You certainly noticed that WebSocket is the current
trendy flavor for any modern web framework.
But does it scale? Would it replace HTTP/REST?
There is a feature
request ticket about them for mORMot, so here are some thoughts -
matter of debate, of course!
I started all this by answering a StackOverflow
question, in which the actual answers were not accurate enough, to my
From my point of view, Websocket - as a protocol -
is some kind of monster.
You start a HTTP stateless connection, then switch to WebSocket
mode which releases the TCP/IP dual-direction layer, then you may switch later
on back to HTTP...
It reminds me some kind of monstrosity, just like encapsulating everything over

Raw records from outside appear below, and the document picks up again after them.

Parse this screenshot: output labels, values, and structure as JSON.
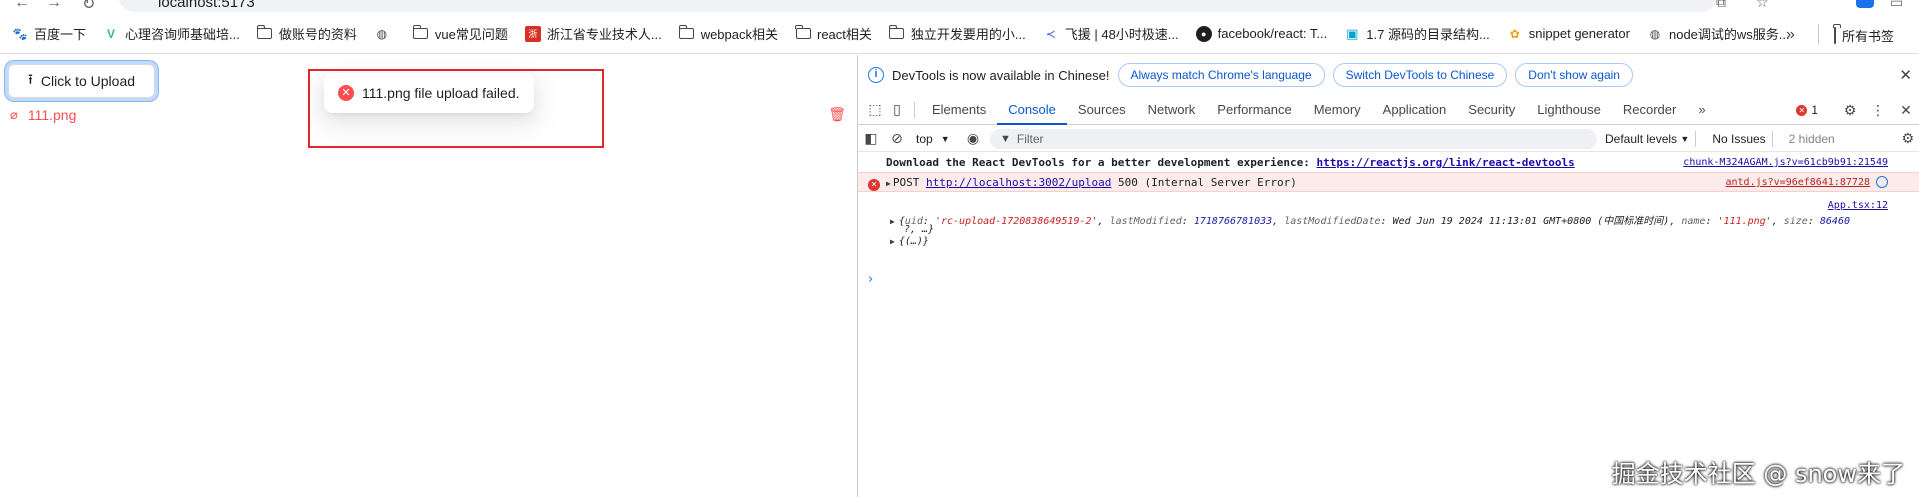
{
  "browser": {
    "address": "localhost:5173",
    "bookmarks": [
      {
        "icon": "baidu-icon",
        "label": "百度一下"
      },
      {
        "icon": "vue-icon",
        "label": "心理咨询师基础培..."
      },
      {
        "icon": "folder-icon",
        "label": "做账号的资料"
      },
      {
        "icon": "globe-icon",
        "label": ""
      },
      {
        "icon": "folder-icon",
        "label": "vue常见问题"
      },
      {
        "icon": "red-logo-icon",
        "label": "浙江省专业技术人..."
      },
      {
        "icon": "folder-icon",
        "label": "webpack相关"
      },
      {
        "icon": "folder-icon",
        "label": "react相关"
      },
      {
        "icon": "folder-icon",
        "label": "独立开发要用的小..."
      },
      {
        "icon": "feiyuan-icon",
        "label": "飞援 | 48小时极速..."
      },
      {
        "icon": "github-icon",
        "label": "facebook/react: T..."
      },
      {
        "icon": "bilibili-icon",
        "label": "1.7 源码的目录结构..."
      },
      {
        "icon": "snippet-icon",
        "label": "snippet generator"
      },
      {
        "icon": "globe-icon",
        "label": "node调试的ws服务..."
      }
    ],
    "more": "»",
    "all_bookmarks": "所有书签"
  },
  "page": {
    "upload_button": "Click to Upload",
    "file_name": "111.png",
    "toast_message": "111.png file upload failed."
  },
  "devtools": {
    "info_text": "DevTools is now available in Chinese!",
    "info_buttons": [
      "Always match Chrome's language",
      "Switch DevTools to Chinese",
      "Don't show again"
    ],
    "tabs": [
      "Elements",
      "Console",
      "Sources",
      "Network",
      "Performance",
      "Memory",
      "Application",
      "Security",
      "Lighthouse",
      "Recorder"
    ],
    "tabs_more": "»",
    "active_tab": "Console",
    "error_count": "1",
    "context": "top",
    "filter_placeholder": "Filter",
    "levels": "Default levels",
    "issues": "No Issues",
    "hidden": "2 hidden",
    "messages": {
      "devtools_hint": "Download the React DevTools for a better development experience: ",
      "devtools_link": "https://reactjs.org/link/react-devtools",
      "devtools_src": "chunk-M324AGAM.js?v=61cb9b91:21549",
      "error_method": "POST",
      "error_url": "http://localhost:3002/upload",
      "error_status": "500 (Internal Server Error)",
      "error_src": "antd.js?v=96ef8641:87728",
      "log_src": "App.tsx:12",
      "log_uid_key": "uid",
      "log_uid_val": "'rc-upload-1720838649519-2'",
      "log_lm_key": "lastModified",
      "log_lm_val": "1718766781033",
      "log_lmd_key": "lastModifiedDate",
      "log_lmd_val": "Wed Jun 19 2024 11:13:01 GMT+0800 (中国标准时间)",
      "log_name_key": "name",
      "log_name_val": "'111.png'",
      "log_size_key": "size",
      "log_size_val": "86460",
      "log_cont": "?, …}",
      "log_obj": "{(…)}"
    },
    "prompt": "›"
  },
  "watermark": "掘金技术社区 @ snow来了"
}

HTTP, using XML messages... Just to bypass the security barriers... Just
breaking the OSI layered
It reminds me the fact that our mobile phone data providers do not use
broadcasting for streaming audio and video, but regular Internet HTTP servers,
so the mobile phone data bandwidth is just wasted when a sport event occurs:
every single smart phone has its own connection to the server, and the same
video is transmitted in parallel, saturating the single communication
channel... Smart phones are not so smart, aren't they?
WebSocket sounds like a clever way to circumvent a
But why not use a dedicated layer?
I hope HTTP 2.0 would allow
pushing information from the server, as part of the standard... and in one
decade, we probably will see WebSocket as a deprecated
You have been warned. Do not invest too much in WebSockets..
OK. Back to our existential questions...
First of all, does the WebSocket protocol scale?
Today, any modern single server is able to server millions of clients at
Its HTTP server software has just to be is Event-Driven (IOCP)
oriented (we are not in the old Apache's one connection = one
thread/process equation any more).
Even the HTTP server built in Windows (http.sys - which is used in
mORMot) is IOCP oriented and very efficient (running in kernel
From this point of view, there won't be a lot of difference at scaling between
WebSocket and a regular HTTP connection. One TCP/IP connection
uses a little resource (much less than a thread), and modern OS are optimized
for handling a lot of concurrent connections: WebSocket and HTTP
are just OSI 7 application layer protocols, inheriting from this TCP/IP
But, from experiment, I've seen two main problems with
- It does not support CDN;
- It has potential security issues.